Once Aryan Skynet Goes Live It Doesn't Matter Who Pulled The Switch
Scuttlebutt is that David Brooks (above), columnist for the New York Times, is a secret fan of Steve Sailer’s blog. So it’s surprising to see him come out with paffle like this:
Sometimes the behavioral research leads us to completely change how we think about an issue. For example, many of our anti-discrimination policies focus on finding the bad apples who are explicitly prejudiced. In fact, the serious discrimination is implicit, subtle and nearly universal. Both blacks and whites subtly try to get a white partner when asked to team up to do an intellectually difficult task. In computer shooting simulations, both black and white participants were more likely to think black figures were armed. In emergency rooms, whites are pervasively given stronger painkillers than blacks or Hispanics. Clearly, we should spend more effort rigging situations to reduce universal, unconscious racism. (emphasis mine.)
The assumption behind this paragraph is that different races don’t behave differently on average. That’s not true though. Some groups are more criminal than others, for example. Stereotypes exist for a reason, they’re not just fake lies someone made up because they were bored. Do you really think High Expectations Asian Father is some kind of white supremacist fable?

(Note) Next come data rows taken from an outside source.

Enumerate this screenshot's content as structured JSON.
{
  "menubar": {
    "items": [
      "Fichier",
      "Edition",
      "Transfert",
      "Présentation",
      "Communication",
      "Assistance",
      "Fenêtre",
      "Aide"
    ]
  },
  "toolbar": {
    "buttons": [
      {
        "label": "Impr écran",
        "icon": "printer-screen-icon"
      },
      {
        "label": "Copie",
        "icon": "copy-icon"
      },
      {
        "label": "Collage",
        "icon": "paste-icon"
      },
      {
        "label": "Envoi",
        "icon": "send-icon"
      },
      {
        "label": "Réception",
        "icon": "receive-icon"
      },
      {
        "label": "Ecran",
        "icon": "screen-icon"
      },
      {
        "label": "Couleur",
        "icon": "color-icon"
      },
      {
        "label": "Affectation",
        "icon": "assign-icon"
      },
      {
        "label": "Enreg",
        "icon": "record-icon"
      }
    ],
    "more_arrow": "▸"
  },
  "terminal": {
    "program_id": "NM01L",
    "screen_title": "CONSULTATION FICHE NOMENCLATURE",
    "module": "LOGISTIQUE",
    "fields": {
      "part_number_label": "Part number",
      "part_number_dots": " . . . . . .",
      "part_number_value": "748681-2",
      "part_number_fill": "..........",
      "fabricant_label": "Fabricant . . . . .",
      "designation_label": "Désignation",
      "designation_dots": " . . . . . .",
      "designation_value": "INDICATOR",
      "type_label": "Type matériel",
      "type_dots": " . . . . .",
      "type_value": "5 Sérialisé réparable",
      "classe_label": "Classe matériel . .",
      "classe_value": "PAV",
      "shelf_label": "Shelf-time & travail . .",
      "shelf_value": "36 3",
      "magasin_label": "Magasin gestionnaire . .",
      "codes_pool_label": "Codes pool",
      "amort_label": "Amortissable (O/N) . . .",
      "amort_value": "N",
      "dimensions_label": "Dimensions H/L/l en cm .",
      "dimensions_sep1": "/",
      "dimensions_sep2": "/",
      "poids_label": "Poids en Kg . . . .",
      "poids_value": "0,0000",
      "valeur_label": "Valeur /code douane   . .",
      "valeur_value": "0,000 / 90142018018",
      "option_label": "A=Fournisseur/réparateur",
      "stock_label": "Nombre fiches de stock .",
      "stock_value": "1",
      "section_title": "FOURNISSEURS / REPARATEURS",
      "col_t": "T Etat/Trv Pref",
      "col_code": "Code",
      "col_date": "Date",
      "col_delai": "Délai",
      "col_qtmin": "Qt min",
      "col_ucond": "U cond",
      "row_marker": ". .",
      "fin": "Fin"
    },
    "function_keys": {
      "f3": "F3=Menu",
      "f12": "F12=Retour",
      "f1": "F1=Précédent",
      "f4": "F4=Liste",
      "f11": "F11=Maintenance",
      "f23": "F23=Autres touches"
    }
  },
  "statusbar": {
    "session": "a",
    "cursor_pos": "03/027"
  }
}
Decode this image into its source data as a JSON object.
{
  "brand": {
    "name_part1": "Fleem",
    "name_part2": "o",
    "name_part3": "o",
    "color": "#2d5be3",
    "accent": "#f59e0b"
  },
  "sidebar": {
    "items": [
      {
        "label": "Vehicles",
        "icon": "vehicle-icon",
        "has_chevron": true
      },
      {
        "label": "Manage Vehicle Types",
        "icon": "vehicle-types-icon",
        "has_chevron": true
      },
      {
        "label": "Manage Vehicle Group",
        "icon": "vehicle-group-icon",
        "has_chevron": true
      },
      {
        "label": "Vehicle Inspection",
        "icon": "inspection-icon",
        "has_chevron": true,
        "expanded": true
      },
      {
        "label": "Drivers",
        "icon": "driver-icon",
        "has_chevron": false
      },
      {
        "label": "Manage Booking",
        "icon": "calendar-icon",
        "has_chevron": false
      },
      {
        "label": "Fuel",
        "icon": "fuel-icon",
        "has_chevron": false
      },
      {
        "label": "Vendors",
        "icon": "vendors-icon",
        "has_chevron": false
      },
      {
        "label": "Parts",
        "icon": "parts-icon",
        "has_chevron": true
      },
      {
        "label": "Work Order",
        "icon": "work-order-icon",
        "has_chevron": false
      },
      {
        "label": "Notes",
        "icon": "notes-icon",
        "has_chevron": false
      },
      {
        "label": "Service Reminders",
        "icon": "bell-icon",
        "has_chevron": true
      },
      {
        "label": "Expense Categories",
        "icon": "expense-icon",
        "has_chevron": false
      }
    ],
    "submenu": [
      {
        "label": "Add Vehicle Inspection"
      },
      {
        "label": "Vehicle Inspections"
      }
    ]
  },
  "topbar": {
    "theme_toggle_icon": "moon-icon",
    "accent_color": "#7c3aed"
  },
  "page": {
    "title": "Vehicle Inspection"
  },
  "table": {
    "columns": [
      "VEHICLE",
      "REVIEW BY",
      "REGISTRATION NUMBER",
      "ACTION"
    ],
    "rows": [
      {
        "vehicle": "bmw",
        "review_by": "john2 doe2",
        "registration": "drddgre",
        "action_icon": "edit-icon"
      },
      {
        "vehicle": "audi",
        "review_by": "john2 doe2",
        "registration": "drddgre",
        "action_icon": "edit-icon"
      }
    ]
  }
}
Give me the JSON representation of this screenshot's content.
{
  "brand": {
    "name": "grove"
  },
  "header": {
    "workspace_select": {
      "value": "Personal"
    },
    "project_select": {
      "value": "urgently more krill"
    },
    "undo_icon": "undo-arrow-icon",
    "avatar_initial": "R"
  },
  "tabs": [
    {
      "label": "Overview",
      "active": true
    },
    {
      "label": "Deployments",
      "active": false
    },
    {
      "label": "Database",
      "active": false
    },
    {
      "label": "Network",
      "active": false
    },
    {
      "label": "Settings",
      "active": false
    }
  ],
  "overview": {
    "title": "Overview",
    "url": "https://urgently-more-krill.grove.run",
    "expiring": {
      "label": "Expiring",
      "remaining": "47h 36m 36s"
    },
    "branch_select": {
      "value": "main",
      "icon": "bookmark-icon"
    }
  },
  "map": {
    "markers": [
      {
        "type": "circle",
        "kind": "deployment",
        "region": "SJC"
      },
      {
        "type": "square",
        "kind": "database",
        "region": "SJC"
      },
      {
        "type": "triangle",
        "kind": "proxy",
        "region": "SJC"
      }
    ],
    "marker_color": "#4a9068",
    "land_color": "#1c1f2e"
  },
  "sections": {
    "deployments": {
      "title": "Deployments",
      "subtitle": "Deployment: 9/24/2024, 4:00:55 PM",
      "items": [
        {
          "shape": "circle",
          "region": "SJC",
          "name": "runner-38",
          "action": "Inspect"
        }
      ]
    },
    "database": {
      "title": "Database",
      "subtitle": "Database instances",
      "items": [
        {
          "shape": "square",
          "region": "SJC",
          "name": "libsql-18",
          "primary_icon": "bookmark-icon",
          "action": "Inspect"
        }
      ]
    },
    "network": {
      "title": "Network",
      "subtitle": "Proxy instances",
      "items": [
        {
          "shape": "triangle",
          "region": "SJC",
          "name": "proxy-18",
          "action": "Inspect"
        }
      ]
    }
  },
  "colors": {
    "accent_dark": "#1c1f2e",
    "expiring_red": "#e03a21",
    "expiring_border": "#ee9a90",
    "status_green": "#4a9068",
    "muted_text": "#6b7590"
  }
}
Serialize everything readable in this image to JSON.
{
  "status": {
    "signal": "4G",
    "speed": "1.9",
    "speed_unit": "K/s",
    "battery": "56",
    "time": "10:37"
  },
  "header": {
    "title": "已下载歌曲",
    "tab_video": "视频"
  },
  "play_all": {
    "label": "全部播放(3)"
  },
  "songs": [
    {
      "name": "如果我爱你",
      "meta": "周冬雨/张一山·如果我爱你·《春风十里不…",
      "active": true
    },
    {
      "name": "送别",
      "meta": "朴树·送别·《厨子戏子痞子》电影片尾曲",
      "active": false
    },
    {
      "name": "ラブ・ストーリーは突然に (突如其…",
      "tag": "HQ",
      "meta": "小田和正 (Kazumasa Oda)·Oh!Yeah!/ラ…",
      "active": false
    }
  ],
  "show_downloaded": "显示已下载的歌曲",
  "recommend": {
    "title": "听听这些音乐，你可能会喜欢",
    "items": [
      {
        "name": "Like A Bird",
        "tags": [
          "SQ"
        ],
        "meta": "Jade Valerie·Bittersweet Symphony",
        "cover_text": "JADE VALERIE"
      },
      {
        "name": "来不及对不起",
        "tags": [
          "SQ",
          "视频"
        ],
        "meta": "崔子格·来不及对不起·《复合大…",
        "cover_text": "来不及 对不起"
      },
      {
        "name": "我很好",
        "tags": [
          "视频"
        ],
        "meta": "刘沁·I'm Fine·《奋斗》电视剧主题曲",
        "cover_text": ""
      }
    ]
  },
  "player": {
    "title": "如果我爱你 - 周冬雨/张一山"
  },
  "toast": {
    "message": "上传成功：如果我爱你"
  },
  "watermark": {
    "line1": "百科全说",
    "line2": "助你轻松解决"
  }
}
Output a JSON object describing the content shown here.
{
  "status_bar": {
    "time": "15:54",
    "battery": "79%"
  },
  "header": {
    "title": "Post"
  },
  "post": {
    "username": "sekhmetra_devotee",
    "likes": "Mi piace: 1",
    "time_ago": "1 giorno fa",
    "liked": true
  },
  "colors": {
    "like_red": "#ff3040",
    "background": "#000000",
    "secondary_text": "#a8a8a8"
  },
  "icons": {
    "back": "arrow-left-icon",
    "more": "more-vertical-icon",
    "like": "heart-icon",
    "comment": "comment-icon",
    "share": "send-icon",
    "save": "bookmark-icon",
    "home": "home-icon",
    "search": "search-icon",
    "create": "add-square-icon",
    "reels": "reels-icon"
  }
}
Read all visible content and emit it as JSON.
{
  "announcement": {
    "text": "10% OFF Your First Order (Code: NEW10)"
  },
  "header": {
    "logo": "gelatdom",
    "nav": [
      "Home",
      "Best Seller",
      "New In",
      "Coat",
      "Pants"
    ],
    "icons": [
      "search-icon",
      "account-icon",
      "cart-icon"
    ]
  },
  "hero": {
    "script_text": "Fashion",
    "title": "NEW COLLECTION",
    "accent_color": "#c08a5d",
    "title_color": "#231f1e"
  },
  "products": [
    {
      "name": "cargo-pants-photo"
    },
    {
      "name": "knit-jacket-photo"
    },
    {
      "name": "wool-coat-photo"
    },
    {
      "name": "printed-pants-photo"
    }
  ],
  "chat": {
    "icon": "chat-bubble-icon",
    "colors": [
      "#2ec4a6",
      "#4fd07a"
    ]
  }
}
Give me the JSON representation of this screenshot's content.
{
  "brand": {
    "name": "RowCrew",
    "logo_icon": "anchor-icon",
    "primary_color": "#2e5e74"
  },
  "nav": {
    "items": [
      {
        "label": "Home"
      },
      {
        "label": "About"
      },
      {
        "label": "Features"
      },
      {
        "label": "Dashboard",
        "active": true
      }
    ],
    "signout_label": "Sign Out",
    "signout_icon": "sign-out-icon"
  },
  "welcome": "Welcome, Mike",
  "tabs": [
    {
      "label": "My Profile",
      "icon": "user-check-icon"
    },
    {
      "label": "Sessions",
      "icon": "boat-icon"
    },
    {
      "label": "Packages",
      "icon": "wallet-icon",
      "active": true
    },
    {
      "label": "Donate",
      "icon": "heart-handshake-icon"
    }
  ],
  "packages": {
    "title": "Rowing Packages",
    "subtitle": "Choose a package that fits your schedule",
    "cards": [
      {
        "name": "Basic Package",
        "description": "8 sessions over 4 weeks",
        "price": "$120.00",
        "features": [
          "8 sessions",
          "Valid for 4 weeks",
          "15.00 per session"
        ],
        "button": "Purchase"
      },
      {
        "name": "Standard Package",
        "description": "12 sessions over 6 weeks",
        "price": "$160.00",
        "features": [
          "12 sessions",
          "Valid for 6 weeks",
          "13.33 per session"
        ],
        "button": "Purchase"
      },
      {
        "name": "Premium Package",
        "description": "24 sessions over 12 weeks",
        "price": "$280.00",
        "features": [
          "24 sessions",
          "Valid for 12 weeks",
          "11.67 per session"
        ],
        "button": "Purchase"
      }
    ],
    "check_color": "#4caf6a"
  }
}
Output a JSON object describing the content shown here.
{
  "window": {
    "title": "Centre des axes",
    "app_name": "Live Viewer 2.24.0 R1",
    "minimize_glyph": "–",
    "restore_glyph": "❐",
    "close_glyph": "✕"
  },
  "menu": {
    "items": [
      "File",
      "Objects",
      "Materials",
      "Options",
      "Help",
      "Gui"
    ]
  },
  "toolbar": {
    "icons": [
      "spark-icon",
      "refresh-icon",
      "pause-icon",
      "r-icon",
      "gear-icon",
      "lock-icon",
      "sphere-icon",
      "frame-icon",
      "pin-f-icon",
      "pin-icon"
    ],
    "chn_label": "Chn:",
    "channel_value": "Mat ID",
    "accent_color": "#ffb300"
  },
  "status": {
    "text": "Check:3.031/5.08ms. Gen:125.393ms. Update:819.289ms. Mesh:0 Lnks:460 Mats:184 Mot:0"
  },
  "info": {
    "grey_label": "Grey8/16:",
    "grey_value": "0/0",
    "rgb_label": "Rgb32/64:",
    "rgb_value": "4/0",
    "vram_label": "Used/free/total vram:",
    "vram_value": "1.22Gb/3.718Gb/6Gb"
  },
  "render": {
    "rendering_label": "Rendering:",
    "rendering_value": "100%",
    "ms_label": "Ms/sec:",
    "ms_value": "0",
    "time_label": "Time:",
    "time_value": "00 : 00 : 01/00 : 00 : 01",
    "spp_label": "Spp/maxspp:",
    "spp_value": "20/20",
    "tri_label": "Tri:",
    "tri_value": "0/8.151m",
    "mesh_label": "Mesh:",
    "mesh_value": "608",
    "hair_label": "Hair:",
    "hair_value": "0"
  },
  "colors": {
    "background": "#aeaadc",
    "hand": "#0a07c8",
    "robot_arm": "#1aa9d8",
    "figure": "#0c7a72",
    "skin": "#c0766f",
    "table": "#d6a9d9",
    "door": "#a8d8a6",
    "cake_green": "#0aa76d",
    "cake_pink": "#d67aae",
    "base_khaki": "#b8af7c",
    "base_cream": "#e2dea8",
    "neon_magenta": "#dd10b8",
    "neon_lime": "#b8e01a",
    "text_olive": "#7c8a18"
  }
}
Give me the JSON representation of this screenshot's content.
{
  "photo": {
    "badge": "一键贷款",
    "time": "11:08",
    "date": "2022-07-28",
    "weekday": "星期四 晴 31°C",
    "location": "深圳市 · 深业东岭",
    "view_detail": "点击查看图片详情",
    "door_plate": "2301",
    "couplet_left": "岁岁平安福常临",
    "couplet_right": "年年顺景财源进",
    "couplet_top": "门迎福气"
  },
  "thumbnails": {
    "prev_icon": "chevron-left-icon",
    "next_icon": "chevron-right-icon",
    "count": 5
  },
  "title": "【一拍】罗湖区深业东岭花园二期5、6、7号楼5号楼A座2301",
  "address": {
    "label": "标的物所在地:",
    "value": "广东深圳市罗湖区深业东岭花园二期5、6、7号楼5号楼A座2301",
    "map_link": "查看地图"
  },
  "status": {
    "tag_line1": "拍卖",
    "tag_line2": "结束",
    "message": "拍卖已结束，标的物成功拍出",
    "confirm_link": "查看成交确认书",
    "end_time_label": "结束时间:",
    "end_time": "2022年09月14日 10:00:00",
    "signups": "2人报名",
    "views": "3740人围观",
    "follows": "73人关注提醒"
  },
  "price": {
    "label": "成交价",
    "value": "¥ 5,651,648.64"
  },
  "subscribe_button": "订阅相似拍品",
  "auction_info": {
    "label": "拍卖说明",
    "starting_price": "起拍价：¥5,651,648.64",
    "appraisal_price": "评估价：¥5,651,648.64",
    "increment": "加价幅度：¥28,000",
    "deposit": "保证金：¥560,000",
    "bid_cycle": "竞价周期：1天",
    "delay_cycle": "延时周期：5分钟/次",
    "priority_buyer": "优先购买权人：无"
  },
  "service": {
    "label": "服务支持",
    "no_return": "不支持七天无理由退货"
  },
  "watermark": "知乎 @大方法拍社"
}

I’m not sure what “rigging situations” is going to do. The media’s been trying to do this for the last half century. Results have been good in terms of intimidating people from saying (and, to some extent, thinking) non-pc things, but that just seems to lead to new and more inventive forms of discrimination.
Hat tip to Anonymous, who thought of “ban truths about youths” first.
Previously posted on Tumblr.